**Your objective**
The result should be every line in the data below that carries the string "dužnosti".

[[ Exercise material, beginning ]]

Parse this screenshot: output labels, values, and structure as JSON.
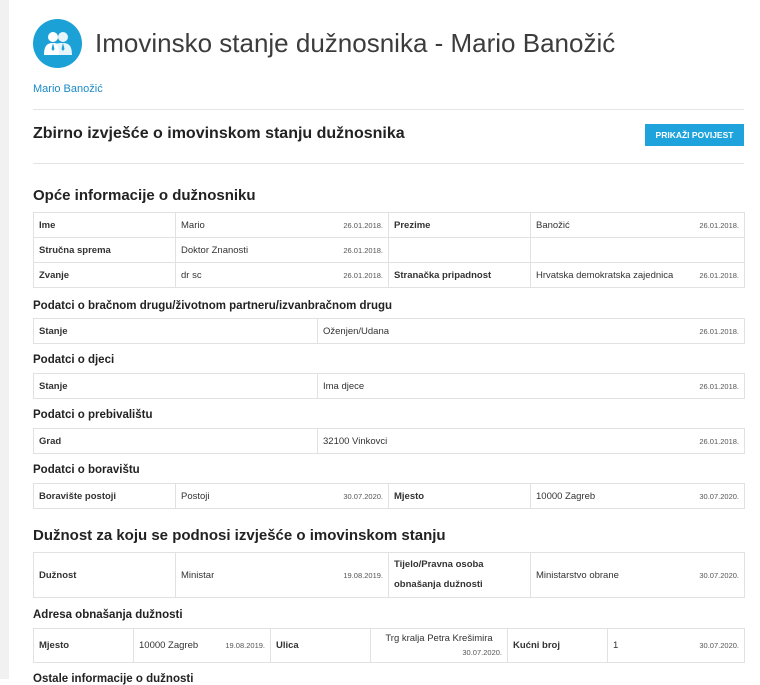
{
  "page": {
    "title": "Imovinsko stanje dužnosnika - Mario Banožić",
    "breadcrumb": "Mario Banožić",
    "report_title": "Zbirno izvješće o imovinskom stanju dužnosnika",
    "history_button": "PRIKAŽI POVIJEST",
    "accent_color": "#1fa3dc"
  },
  "general": {
    "heading": "Opće informacije o dužnosniku",
    "ime": {
      "label": "Ime",
      "value": "Mario",
      "date": "26.01.2018."
    },
    "prezime": {
      "label": "Prezime",
      "value": "Banožić",
      "date": "26.01.2018."
    },
    "sprema": {
      "label": "Stručna sprema",
      "value": "Doktor Znanosti",
      "date": "26.01.2018."
    },
    "zvanje": {
      "label": "Zvanje",
      "value": "dr sc",
      "date": "26.01.2018."
    },
    "stranka": {
      "label": "Stranačka pripadnost",
      "value": "Hrvatska demokratska zajednica",
      "date": "26.01.2018."
    }
  },
  "partner": {
    "heading": "Podatci o bračnom drugu/životnom partneru/izvanbračnom drugu",
    "label": "Stanje",
    "value": "Oženjen/Udana",
    "date": "26.01.2018."
  },
  "children": {
    "heading": "Podatci o djeci",
    "label": "Stanje",
    "value": "Ima djece",
    "date": "26.01.2018."
  },
  "residence": {
    "heading": "Podatci o prebivalištu",
    "label": "Grad",
    "value": "32100 Vinkovci",
    "date": "26.01.2018."
  },
  "stay": {
    "heading": "Podatci o boravištu",
    "exists": {
      "label": "Boravište postoji",
      "value": "Postoji",
      "date": "30.07.2020."
    },
    "place": {
      "label": "Mjesto",
      "value": "10000 Zagreb",
      "date": "30.07.2020."
    }
  },
  "duty": {
    "heading": "Dužnost za koju se podnosi izvješće o imovinskom stanju",
    "duznost": {
      "label": "Dužnost",
      "value": "Ministar",
      "date": "19.08.2019."
    },
    "tijelo": {
      "label": "Tijelo/Pravna osoba obnašanja dužnosti",
      "value": "Ministarstvo obrane",
      "date": "30.07.2020."
    }
  },
  "address": {
    "heading": "Adresa obnašanja dužnosti",
    "mjesto": {
      "label": "Mjesto",
      "value": "10000 Zagreb",
      "date": "19.08.2019."
    },
    "ulica": {
      "label": "Ulica",
      "value": "Trg kralja Petra Krešimira",
      "date": "30.07.2020."
    },
    "broj": {
      "label": "Kućni broj",
      "value": "1",
      "date": "30.07.2020."
    }
  },
  "next_heading": "Ostale informacije o dužnosti"
}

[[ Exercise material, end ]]

**Output of the task**
      "label": "Tijelo/Pravna osoba obnašanja dužnosti",
    "heading": "Adresa obnašanja dužnosti",
  "next_heading": "Ostale informacije o dužnosti"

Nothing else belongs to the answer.